A Prophet in Disguise

A prophet can be considered one who is both in touch with others and is aware of the future yet to come. This knowledge of the future usually does not work in a prophet’s favor because it seems as if no one wants to listen to them. An ever-prevalent example of a prophet can be seen in the Bible with Nathan the Prophet who was alive at the time of King David. God spoke of his desires for King David through Nathan as seen when Nathan states,“‘You are the man! Thus, says the Lord, the God of Israel, I anointed you king over Israel, and I delivered you out of the hand of Saul’” (English Standard Version, 2 Samuel. 12-7). Although Nathan begins to advise David on how to take care of his future, David does not follow through as he commits adultery with Bathsheba and has two children with her. They have an unnamed child that eventually dies along with a later surviving son named Soloman. God uses Nathan to guide David in the right direction, but only until he has sinned does he follow Nathan’s advice and eventually lives the prophecy he was first given. It can be seen in the novel The Scarlet Letter by Nathaniel Hawthorne that Roger Chillingworth can be considered a prophet in similar regards although he was not inherently “good” as most prophets are depicted. Unlike Nathan’s motive for doing the right thing in the name of God, Chillingworth is simply determined to find the truth. Arthur Dimmesdale is David in this scenario, as he commits adultery with Hester Prynne and has a child with her. It can even be seen in his room that “the walls were hung round with tapestry, said to be from the Gobelin looms, and, at all events, representing the Scriptural story of David and Bathsheba, and Nathan the Prophet, in colours still unfaded, but which made the fair woman of the scene almost as grimly picturesque as the woe-denouncing seer” (chapter 9). This is an allusion to the story stated above, displaying the connection between both stories. The reason why Chillingworth is so determined to get to the bottom of the situation is that, like Nathan, he is aware of the affair although he is not directly told. He says to Dimmesdale, “Hadst thou sought the whole earth over, there was no one place so secret,—no high place nor lowly place, where thou couldst have escaped me,—save on this very scaffold!’” (chapter 23). Chillingworth wants to find the truth to confirm what he already knows and makes this known to Dimmesdale. The painting shown below displays Nathan and David in a situation where Nathan seems to have the upper hand. This notion is obvious because Nathan is making an inculpatory gesture towards David, most likely accusing him of adultery. The depiction resonates with The Scarlet Letter as Chillingworth holds the accusatory upper hand over Dimmsdale by knowing too much about his past. The clouds surrounding and coming forth over David symbolize the guilt hanging over his head just like the guilt that constantly invades Dimmesdale’s mind. Both men made mistakes and are being secretly reprimanded for it by a guilty conscience. Furthermore, yet another example of a prophet in American literature is Holden Caulfield in The Catcher in the Rye by J.D. Salinger as he stands as one who sees through “adulthood”. Holden feels as though he knows what is yet to come when he describes the future that lies ahead of him, making him a kind of “false prophet” but still with some notable insights of an actual prophet. He tries to root out the wickedness of the world and lives in this sense that he truly is a prophet of his times. He believes that he can save children from the dangers of the world, as shown when he claims, “Thousands of little kids, and nobody’s around – nobody big, I mean – except me. And I’m standing on the edge of some crazy cliff. What I have to do, I have to catch everybody if they start to go over the cliff” (chapter 22). Holden wants children to follow the path he feels they are intended to take, not follow in the corrupted values the world has placed upon them. He wants to be the one to try to stop them before they make a bad decision, as Nathan did with David. Due to Holden’s initiatives, he can be considered somewhat of a prophet in American Literature. In the end, a prophet can advise people of the consequences of their actions, but the truth may not be followed until the time is right.
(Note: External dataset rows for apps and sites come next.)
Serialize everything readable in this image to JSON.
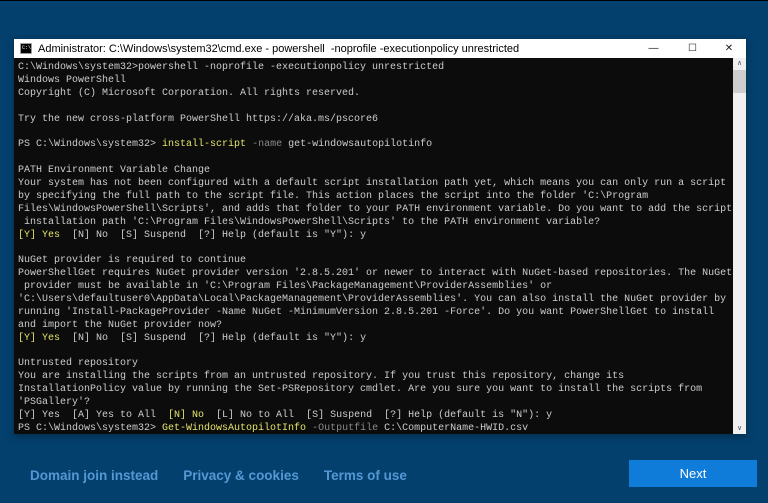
{
  "colors": {
    "page_background": "#04406e",
    "accent_button": "#0e7cd8",
    "footer_link": "#5498d3",
    "console_background": "#0c0c0c",
    "console_text": "#cccccc",
    "console_highlight_yellow": "#e3e36c",
    "console_parameter_gray": "#8a8a8a",
    "titlebar_background": "#ffffff",
    "titlebar_text": "#000000"
  },
  "window": {
    "title": "Administrator: C:\\Windows\\system32\\cmd.exe - powershell  -noprofile -executionpolicy unrestricted",
    "icon_text": "C:\\",
    "controls": {
      "minimize_glyph": "—",
      "maximize_glyph": "☐",
      "close_glyph": "✕"
    }
  },
  "console": {
    "scrollbar": {
      "up_glyph": "∧",
      "down_glyph": "∨"
    },
    "lines": [
      [
        [
          "d",
          "C:\\Windows\\system32>powershell -noprofile -executionpolicy unrestricted"
        ]
      ],
      [
        [
          "d",
          "Windows PowerShell"
        ]
      ],
      [
        [
          "d",
          "Copyright (C) Microsoft Corporation. All rights reserved."
        ]
      ],
      [],
      [
        [
          "d",
          "Try the new cross-platform PowerShell https://aka.ms/pscore6"
        ]
      ],
      [],
      [
        [
          "d",
          "PS C:\\Windows\\system32> "
        ],
        [
          "y",
          "install-script"
        ],
        [
          "d",
          " "
        ],
        [
          "g",
          "-name"
        ],
        [
          "d",
          " get-windowsautopilotinfo"
        ]
      ],
      [],
      [
        [
          "d",
          "PATH Environment Variable Change"
        ]
      ],
      [
        [
          "d",
          "Your system has not been configured with a default script installation path yet, which means you can only run a script"
        ]
      ],
      [
        [
          "d",
          "by specifying the full path to the script file. This action places the script into the folder 'C:\\Program"
        ]
      ],
      [
        [
          "d",
          "Files\\WindowsPowerShell\\Scripts', and adds that folder to your PATH environment variable. Do you want to add the script"
        ]
      ],
      [
        [
          "d",
          " installation path 'C:\\Program Files\\WindowsPowerShell\\Scripts' to the PATH environment variable?"
        ]
      ],
      [
        [
          "y",
          "[Y] Yes"
        ],
        [
          "d",
          "  [N] No  [S] Suspend  [?] Help (default is \"Y\"): y"
        ]
      ],
      [],
      [
        [
          "d",
          "NuGet provider is required to continue"
        ]
      ],
      [
        [
          "d",
          "PowerShellGet requires NuGet provider version '2.8.5.201' or newer to interact with NuGet-based repositories. The NuGet"
        ]
      ],
      [
        [
          "d",
          " provider must be available in 'C:\\Program Files\\PackageManagement\\ProviderAssemblies' or"
        ]
      ],
      [
        [
          "d",
          "'C:\\Users\\defaultuser0\\AppData\\Local\\PackageManagement\\ProviderAssemblies'. You can also install the NuGet provider by"
        ]
      ],
      [
        [
          "d",
          "running 'Install-PackageProvider -Name NuGet -MinimumVersion 2.8.5.201 -Force'. Do you want PowerShellGet to install"
        ]
      ],
      [
        [
          "d",
          "and import the NuGet provider now?"
        ]
      ],
      [
        [
          "y",
          "[Y] Yes"
        ],
        [
          "d",
          "  [N] No  [S] Suspend  [?] Help (default is \"Y\"): y"
        ]
      ],
      [],
      [
        [
          "d",
          "Untrusted repository"
        ]
      ],
      [
        [
          "d",
          "You are installing the scripts from an untrusted repository. If you trust this repository, change its"
        ]
      ],
      [
        [
          "d",
          "InstallationPolicy value by running the Set-PSRepository cmdlet. Are you sure you want to install the scripts from"
        ]
      ],
      [
        [
          "d",
          "'PSGallery'?"
        ]
      ],
      [
        [
          "d",
          "[Y] Yes  [A] Yes to All  "
        ],
        [
          "y",
          "[N] No"
        ],
        [
          "d",
          "  [L] No to All  [S] Suspend  [?] Help (default is \"N\"): y"
        ]
      ],
      [
        [
          "d",
          "PS C:\\Windows\\system32> "
        ],
        [
          "y",
          "Get-WindowsAutopilotInfo"
        ],
        [
          "d",
          " "
        ],
        [
          "g",
          "-Outputfile"
        ],
        [
          "d",
          " C:\\ComputerName-HWID.csv"
        ]
      ]
    ]
  },
  "footer": {
    "links": [
      "Domain join instead",
      "Privacy & cookies",
      "Terms of use"
    ],
    "next_label": "Next"
  }
}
This entry was posted in Biblical Allusions, Uncategorized. Bookmark the permalink.

1 Response to A Prophet in Disguise

  1. nicolestjacques says:

    Great work, I find this topic particularly interesting! I particularly like the analysis portion of it, as it was explicated fairly well. I feel as though this post could be slightly improved by better grammatical attention, as well as a stronger hook. Question: What is the painting attached depicting and how does it relate to your prompt?

Leave a Reply

Fill in your details below or click an icon to log in:

WordPress.com Logo

You are commenting using your WordPress.com account. Log Out /  Change )

Twitter picture

You are commenting using your Twitter account. Log Out /  Change )

Facebook photo

You are commenting using your Facebook account. Log Out /  Change )

Connecting to %s